● **WORK TO BE COMPLETED**:
Copy every entry precisely.

● **DATA EXCERPTS**:

——

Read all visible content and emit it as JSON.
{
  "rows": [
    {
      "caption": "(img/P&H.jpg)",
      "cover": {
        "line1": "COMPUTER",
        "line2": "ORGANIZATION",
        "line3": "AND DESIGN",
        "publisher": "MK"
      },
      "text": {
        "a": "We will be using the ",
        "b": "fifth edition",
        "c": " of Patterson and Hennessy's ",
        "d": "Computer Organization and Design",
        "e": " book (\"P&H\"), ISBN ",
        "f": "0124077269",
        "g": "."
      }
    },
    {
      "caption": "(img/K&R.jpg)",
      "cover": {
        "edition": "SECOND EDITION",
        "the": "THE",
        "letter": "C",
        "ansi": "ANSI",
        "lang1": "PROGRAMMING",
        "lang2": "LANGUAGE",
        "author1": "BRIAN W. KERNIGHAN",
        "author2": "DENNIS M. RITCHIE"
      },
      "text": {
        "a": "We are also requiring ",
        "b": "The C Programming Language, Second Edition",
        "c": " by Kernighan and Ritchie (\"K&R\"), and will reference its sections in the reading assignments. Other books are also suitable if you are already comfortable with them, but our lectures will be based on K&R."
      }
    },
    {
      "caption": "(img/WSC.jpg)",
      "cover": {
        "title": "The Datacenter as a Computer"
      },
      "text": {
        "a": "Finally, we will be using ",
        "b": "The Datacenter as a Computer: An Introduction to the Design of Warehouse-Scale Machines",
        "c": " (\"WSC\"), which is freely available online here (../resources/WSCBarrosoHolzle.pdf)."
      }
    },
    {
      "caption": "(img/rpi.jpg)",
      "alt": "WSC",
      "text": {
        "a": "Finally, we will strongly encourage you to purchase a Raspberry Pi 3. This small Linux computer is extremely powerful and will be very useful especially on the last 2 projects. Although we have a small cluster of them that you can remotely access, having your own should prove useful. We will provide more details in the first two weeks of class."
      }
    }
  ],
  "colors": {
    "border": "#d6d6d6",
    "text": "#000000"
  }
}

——

● **ANSWER FOR THIS EXERCISE**:
Read all visible content and emit it as JSON.
{
  "rows": [
    {
      "caption": "(img/P&H.jpg)",
      "cover": {
        "line1": "COMPUTER",
        "line2": "ORGANIZATION",
        "line3": "AND DESIGN",
        "publisher": "MK"
      },
      "text": {
        "a": "We will be using the ",
        "b": "fifth edition",
        "c": " of Patterson and Hennessy's ",
        "d": "Computer Organization and Design",
        "e": " book (\"P&H\"), ISBN ",
        "f": "0124077269",
        "g": "."
      }
    },
    {
      "caption": "(img/K&R.jpg)",
      "cover": {
        "edition": "SECOND EDITION",
        "the": "THE",
        "letter": "C",
        "ansi": "ANSI",
        "lang1": "PROGRAMMING",
        "lang2": "LANGUAGE",
        "author1": "BRIAN W. KERNIGHAN",
        "author2": "DENNIS M. RITCHIE"
      },
      "text": {
        "a": "We are also requiring ",
        "b": "The C Programming Language, Second Edition",
        "c": " by Kernighan and Ritchie (\"K&R\"), and will reference its sections in the reading assignments. Other books are also suitable if you are already comfortable with them, but our lectures will be based on K&R."
      }
    },
    {
      "caption": "(img/WSC.jpg)",
      "cover": {
        "title": "The Datacenter as a Computer"
      },
      "text": {
        "a": "Finally, we will be using ",
        "b": "The Datacenter as a Computer: An Introduction to the Design of Warehouse-Scale Machines",
        "c": " (\"WSC\"), which is freely available online here (../resources/WSCBarrosoHolzle.pdf)."
      }
    },
    {
      "caption": "(img/rpi.jpg)",
      "alt": "WSC",
      "text": {
        "a": "Finally, we will strongly encourage you to purchase a Raspberry Pi 3. This small Linux computer is extremely powerful and will be very useful especially on the last 2 projects. Although we have a small cluster of them that you can remotely access, having your own should prove useful. We will provide more details in the first two weeks of class."
      }
    }
  ],
  "colors": {
    "border": "#d6d6d6",
    "text": "#000000"
  }
}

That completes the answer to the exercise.